** MATERIAL SHOWN follows **

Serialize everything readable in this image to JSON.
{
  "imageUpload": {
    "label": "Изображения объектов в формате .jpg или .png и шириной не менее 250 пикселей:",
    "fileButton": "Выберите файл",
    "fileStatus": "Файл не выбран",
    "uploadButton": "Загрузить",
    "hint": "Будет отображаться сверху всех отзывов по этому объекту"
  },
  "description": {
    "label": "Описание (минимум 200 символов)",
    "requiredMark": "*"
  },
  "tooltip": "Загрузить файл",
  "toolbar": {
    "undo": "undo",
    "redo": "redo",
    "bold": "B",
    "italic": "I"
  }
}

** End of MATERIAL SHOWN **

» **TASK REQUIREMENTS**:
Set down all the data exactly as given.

» **THE COMPLETED TASK**:
Serialize everything readable in this image to JSON.
{
  "imageUpload": {
    "label": "Изображения объектов в формате .jpg или .png и шириной не менее 250 пикселей:",
    "fileButton": "Выберите файл",
    "fileStatus": "Файл не выбран",
    "uploadButton": "Загрузить",
    "hint": "Будет отображаться сверху всех отзывов по этому объекту"
  },
  "description": {
    "label": "Описание (минимум 200 символов)",
    "requiredMark": "*"
  },
  "tooltip": "Загрузить файл",
  "toolbar": {
    "undo": "undo",
    "redo": "redo",
    "bold": "B",
    "italic": "I"
  }
}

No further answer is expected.